Glenn Reynolds, the Instapundit steals (or at least lags slightly behind thinking of) my plan to have the benefits of air conditioning denied to the EPA in the name of climate change. To be fair, he elaborated on it quite a lot, and built a whole USA Today column out of it: Ban AC for DC:
. . . it’s hard to expect Americans to accept changes to their own lifestyles when the very people who are telling them that it’s a crisis aren’t acting like it’s a crisis. So I have a few suggestions to help bring home the importance of reduced carbon footprints at home and abroad:OK, he extended it to the whole Federal government. I understand the impulse, but not all the Federal government is equally guilty. Even if they won WW I and WW II without it, let the Defense Dept. keep their air conditioning. But the EPA and the IRS would be good places to start. And recognize that it's unlikely to pass even the Republican part of Congress if it is made to cover the Capitol and the Congressional office buildings. And we do need it to pass.
- Extend Smith’s bill to cover the entire federal government. We have Skype now, and Facetime. There’s no reason to fly to meetings. I’d let the President keep Air Force One for official travel, but subject to a requirement that absolutely no campaign activity or fundraisers take place on any trips in which the president travels officially.
- Obama makes a great point about setting the thermostat at 72 degrees. We should ban air conditioning in federal buildings. We won two world wars without air conditioning our federal employees. Nothing in their performance over the last 50 or 60 years suggests that A/C has improved things. Besides, The Washington Post informs us that A/C is sexist, and that Europeans think it’s stupid.

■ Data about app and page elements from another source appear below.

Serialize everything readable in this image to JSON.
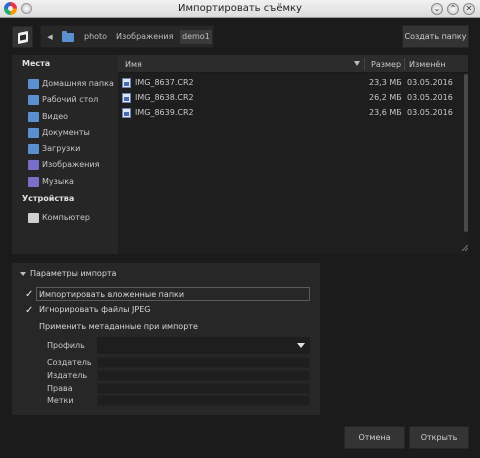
{
  "window": {
    "title": "Импортировать съёмку",
    "controls": {
      "minimize": "⌄",
      "maximize": "⌃",
      "close": "✕"
    }
  },
  "toolbar": {
    "back_icon": "back-icon",
    "breadcrumb": [
      "photo",
      "Изображения",
      "demo1"
    ],
    "create_folder_label": "Создать папку"
  },
  "places": {
    "heading": "Места",
    "items": [
      {
        "label": "Домашняя папка",
        "icon": "home-folder-icon",
        "color": "#5a8fd0"
      },
      {
        "label": "Рабочий стол",
        "icon": "desktop-folder-icon",
        "color": "#5a8fd0"
      },
      {
        "label": "Видео",
        "icon": "video-folder-icon",
        "color": "#5a8fd0"
      },
      {
        "label": "Документы",
        "icon": "documents-folder-icon",
        "color": "#5a8fd0"
      },
      {
        "label": "Загрузки",
        "icon": "downloads-folder-icon",
        "color": "#5a8fd0"
      },
      {
        "label": "Изображения",
        "icon": "pictures-folder-icon",
        "color": "#7a6fc8"
      },
      {
        "label": "Музыка",
        "icon": "music-folder-icon",
        "color": "#7a6fc8"
      }
    ],
    "devices_heading": "Устройства",
    "devices": [
      {
        "label": "Компьютер",
        "icon": "computer-icon",
        "color": "#d0d0d0"
      }
    ]
  },
  "files": {
    "columns": {
      "name": "Имя",
      "size": "Размер",
      "modified": "Изменён"
    },
    "rows": [
      {
        "name": "IMG_8637.CR2",
        "size": "23,3 МБ",
        "modified": "03.05.2016"
      },
      {
        "name": "IMG_8638.CR2",
        "size": "26,2 МБ",
        "modified": "03.05.2016"
      },
      {
        "name": "IMG_8639.CR2",
        "size": "23,6 МБ",
        "modified": "03.05.2016"
      }
    ]
  },
  "import_options": {
    "heading": "Параметры импорта",
    "import_subfolders": {
      "label": "Импортировать вложенные папки",
      "checked": true
    },
    "ignore_jpeg": {
      "label": "Игнорировать файлы JPEG",
      "checked": true
    },
    "apply_metadata": {
      "label": "Применить метаданные при импорте"
    },
    "profile_label": "Профиль",
    "profile_value": "",
    "fields": [
      {
        "label": "Создатель",
        "value": ""
      },
      {
        "label": "Издатель",
        "value": ""
      },
      {
        "label": "Права",
        "value": ""
      },
      {
        "label": "Метки",
        "value": ""
      }
    ]
  },
  "footer": {
    "cancel_label": "Отмена",
    "open_label": "Открыть"
  }
}
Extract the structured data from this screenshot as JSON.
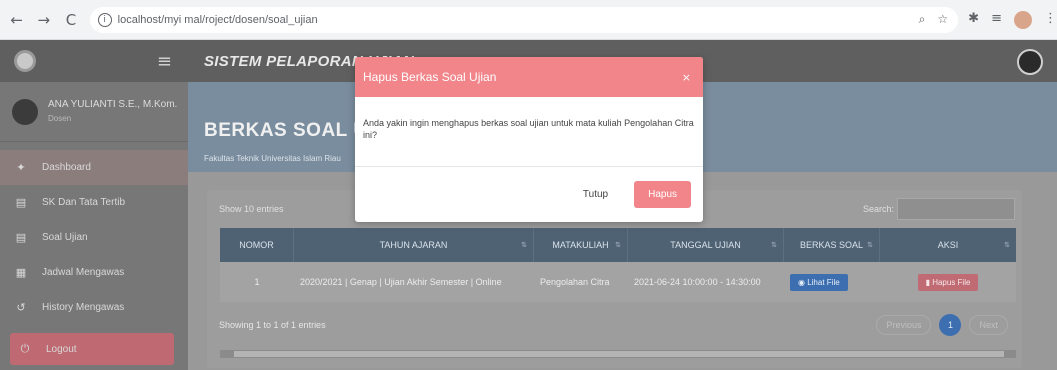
{
  "browser": {
    "url": "localhost/myi mal/roject/dosen/soal_ujian",
    "back_icon": "←",
    "forward_icon": "→",
    "reload_icon": "C"
  },
  "app": {
    "title": "SISTEM PELAPORAN UJIAN",
    "hamburger_icon": "≡"
  },
  "sidebar": {
    "user_name": "ANA YULIANTI S.E., M.Kom.",
    "user_role": "Dosen",
    "items": [
      {
        "label": "Dashboard",
        "icon": "✦"
      },
      {
        "label": "SK Dan Tata Tertib",
        "icon": "▤"
      },
      {
        "label": "Soal Ujian",
        "icon": "▤"
      },
      {
        "label": "Jadwal Mengawas",
        "icon": "▦"
      },
      {
        "label": "History Mengawas",
        "icon": "↺"
      }
    ],
    "logout_label": "Logout",
    "logout_icon": "⏻"
  },
  "page": {
    "title": "BERKAS SOAL UJIAN",
    "subtitle": "Fakultas Teknik Universitas Islam Riau"
  },
  "table": {
    "show_label": "Show  10  entries",
    "search_label": "Search:",
    "headers": [
      "NOMOR",
      "TAHUN AJARAN",
      "MATAKULIAH",
      "TANGGAL UJIAN",
      "BERKAS SOAL",
      "AKSI"
    ],
    "sort_icon": "⇅",
    "row": {
      "nomor": "1",
      "tahun_ajaran": "2020/2021 | Genap | Ujian Akhir Semester | Online",
      "matakuliah": "Pengolahan Citra",
      "tanggal": "2021-06-24 10:00:00 - 14:30:00",
      "lihat_label": "◉ Lihat File",
      "hapus_label": "▮ Hapus File"
    },
    "showing": "Showing 1 to 1 of 1 entries",
    "prev": "Previous",
    "current_page": "1",
    "next": "Next"
  },
  "modal": {
    "title": "Hapus Berkas Soal Ujian",
    "close_icon": "×",
    "body": "Anda yakin ingin menghapus berkas soal ujian untuk mata kuliah Pengolahan Citra ini?",
    "cancel_label": "Tutup",
    "confirm_label": "Hapus"
  }
}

- In fact, we should probably ban air conditioning in the entire District of Columbia, to ensure that members of Congress, etc. won’t congregate in lobbyists’ air-conditioned offices.
- Speaking of which, members of Congress shouldn’t be allowed to fly home on the weekends. Not only does this produce halfhearted attention to their jobs — the so-called “Tuesday to Thursday Club” — but, again, it produces too much of a carbon footprint. Even if they pay for the travel out of campaign funds, instead of their own budgets, they need to set an example for the rest of us — and for those skeptical foreigners that Obama mentioned.
But, you know, it’s not just the government. We’ve been told that global warming will cause rising sea levels that will inundate coastal cities and produce devastation. I think we need to get ahead of that problem by encouraging people to move away from the coasts before things get bad. We can do that by a steadily-increasing tax on coastal property that will discourage people from moving to, or staying in, coastal cities. Sure, this will hurt property values in Boston or New York, but we all have to do our share.
Finally, there are at least a few good people in Washington D.C. who deserved to enjoys the benefits of AC. Admittedly, banning AC in all of DC would encourage a lot of Washingtonians to move to NOVA and Maryland suburbs, thus eliminating the pompatus of DC statehood. I'm debating the value of that internally.